Neuroscientist Daniel Levitin writes in The New York Times:
Short-term memory contains the contents of your thoughts right now, including what you intend to do in the next few seconds. It’s doing some mental arithmetic, thinking about what you’ll say next in a conversation or walking to the hall closet with the intention of getting a pair of gloves.
Short-term memory is easily disturbed or disrupted. It depends on your actively paying attention to the items that are in the “next thing to do” file in your mind. You do this by thinking about them, perhaps repeating them over and over again (“I’m going to the closet to get gloves”). But any distraction — a new thought, someone asking you a question, the telephone ringing — can disrupt short-term memory. Our ability to automatically restore the contents of the short-term memory declines slightly with every decade after 30.
But age is not the major factor so commonly assumed. I’ve been teaching undergraduates for my entire career and I can attest that even 20-year-olds make short-term memory errors — loads of them. They walk into the wrong classroom; they show up to exams without the requisite No. 2 pencil; they forget something I just said two minutes before. These are similar to the kinds of things 70-year-olds do.
In the absence of brain disease, even the oldest older adults show little or no cognitive or memory decline beyond age 85 and 90, as shown in a 2018 study. Memory impairment is not inevitable.
Some aspects of memory actually get better as we age. For instance, our ability to extract patterns, regularities and to make accurate predictions improves over time because we’ve had more experience. (This is why computers need to be shown tens of thousands of pictures of traffic lights or cats in order to be able to recognize them). If you’re going to get an X-ray, you want a 70-year-old radiologist reading it, not a 30-year-old one

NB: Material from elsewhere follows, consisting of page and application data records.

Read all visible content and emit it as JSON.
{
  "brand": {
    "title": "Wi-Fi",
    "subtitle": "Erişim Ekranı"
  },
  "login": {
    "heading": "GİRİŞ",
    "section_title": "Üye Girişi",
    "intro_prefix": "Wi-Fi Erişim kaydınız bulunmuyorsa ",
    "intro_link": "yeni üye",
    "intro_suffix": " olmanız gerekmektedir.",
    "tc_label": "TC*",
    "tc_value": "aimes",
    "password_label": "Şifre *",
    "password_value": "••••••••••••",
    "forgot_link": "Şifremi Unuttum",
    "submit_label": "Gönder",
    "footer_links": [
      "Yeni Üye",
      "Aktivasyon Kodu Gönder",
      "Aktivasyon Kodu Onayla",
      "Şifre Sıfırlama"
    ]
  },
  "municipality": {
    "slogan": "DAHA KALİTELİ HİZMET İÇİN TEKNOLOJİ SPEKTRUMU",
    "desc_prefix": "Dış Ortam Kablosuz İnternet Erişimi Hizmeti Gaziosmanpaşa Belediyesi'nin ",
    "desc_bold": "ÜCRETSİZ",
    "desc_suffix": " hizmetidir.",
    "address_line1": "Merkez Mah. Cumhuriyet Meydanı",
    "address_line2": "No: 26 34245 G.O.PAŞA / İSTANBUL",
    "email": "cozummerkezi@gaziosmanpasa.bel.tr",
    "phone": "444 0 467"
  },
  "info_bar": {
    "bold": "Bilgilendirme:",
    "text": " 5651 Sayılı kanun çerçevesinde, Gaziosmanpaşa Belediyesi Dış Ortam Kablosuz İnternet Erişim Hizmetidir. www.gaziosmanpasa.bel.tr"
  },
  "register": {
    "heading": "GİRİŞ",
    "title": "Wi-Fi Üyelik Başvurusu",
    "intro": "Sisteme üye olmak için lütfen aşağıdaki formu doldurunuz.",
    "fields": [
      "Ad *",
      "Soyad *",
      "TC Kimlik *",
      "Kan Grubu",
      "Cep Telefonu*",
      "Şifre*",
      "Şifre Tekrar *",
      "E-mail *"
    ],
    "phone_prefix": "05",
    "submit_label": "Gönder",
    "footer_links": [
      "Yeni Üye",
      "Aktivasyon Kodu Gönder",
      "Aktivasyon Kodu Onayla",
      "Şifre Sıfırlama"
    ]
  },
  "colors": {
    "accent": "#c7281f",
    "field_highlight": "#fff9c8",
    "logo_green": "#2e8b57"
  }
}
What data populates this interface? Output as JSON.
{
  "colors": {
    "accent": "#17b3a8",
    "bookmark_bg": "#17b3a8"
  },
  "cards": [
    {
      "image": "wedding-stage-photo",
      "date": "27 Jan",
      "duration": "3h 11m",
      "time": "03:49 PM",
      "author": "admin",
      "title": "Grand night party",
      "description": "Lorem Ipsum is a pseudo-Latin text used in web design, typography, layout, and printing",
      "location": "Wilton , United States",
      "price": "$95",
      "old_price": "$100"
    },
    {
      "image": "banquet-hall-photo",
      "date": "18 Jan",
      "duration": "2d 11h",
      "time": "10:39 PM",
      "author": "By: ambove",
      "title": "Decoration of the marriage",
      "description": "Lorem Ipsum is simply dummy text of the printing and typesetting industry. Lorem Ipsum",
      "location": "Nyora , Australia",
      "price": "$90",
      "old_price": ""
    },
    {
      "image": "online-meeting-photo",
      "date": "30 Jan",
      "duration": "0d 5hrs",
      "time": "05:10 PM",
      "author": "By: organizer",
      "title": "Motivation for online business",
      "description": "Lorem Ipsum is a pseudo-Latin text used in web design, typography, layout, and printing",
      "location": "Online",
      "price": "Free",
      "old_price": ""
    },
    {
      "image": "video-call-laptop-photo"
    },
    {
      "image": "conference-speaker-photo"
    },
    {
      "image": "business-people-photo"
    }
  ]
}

Good to know as my brain and yours continues to age. Our brains might be slightly more crowded with experience, thus it might take a bit longer to access some memory, but it isn’t due to the brain deteriorating. My spelling is as poor as it ever was, more due to utilizing the crutch of computer spell-check than my brain turning to mush because I drink wine.
Funny how memory works.1 A song by The Cars came on the iTunes shuffler, and I remembered the first time I heard that band when I was 13 or 14, traveling with my uncle Phil up to Frostpocket. We stopped in Atlanta because there was some Amnesty International exhibit on the death penalty and/or the Cambodian Killing Fields (as far as I can remember). We stayed with my aunt Megan, and her boyfriend at the time, Mark (whose last name I forget)2 for three days, one of those I was alone in their apartment, looking at their records, and found the Cars album, put it on the turntable…
Looking at the cover, I’m pretty sure it was the album, Panorama.
Greg Prato writes:
For their third album, 1980’s Panorama, the Cars decided to challenge their fans with an album unlike its predecessors. Whereas The Cars and Candy-O were both comprised of instantly catchy and distinctly tuneful songs, Panorama was much darker and not as obvious — an attempt at breaking away from the expected winning formula
Andy Hinds review of Foreigner’s oeuvre made me chuckle.
Although punk rock’s furious revolution threatened to overthrow rock’s old guard in 1977, bands like Foreigner came along and proved that there was plenty of room in the marketplace for both the violent, upstart minimalism of punk and the airbrushed slickness of what would be called “arena rock.” Along with Boston, Journey, Heart, and others, Foreigner celebrated professionalism over raw emotion. And, looking back, it’s easy to see why they sold millions; not everyone in the world was pissed off, dissatisfied with the economy, or even necessarily looking for a change. In fact, for most suburban American teens, Foreigner’s immaculate rock sound was the perfect soundtrack for cruising through well-manicured neighborhoods in their Chevy Novas.
I wouldn’t say that Battle Bend off of S. Congress in Austin was exactly well-manicured, it wasn’t really urban grit either. When I was a teenager living at 306 Sheraton Avenue, I had a copy of Foreigner’s Greatest Hits, on cassette tape. Amusingly enough, my friend and next door neighbor did have a car which might have been a Chevy Nova, or similar.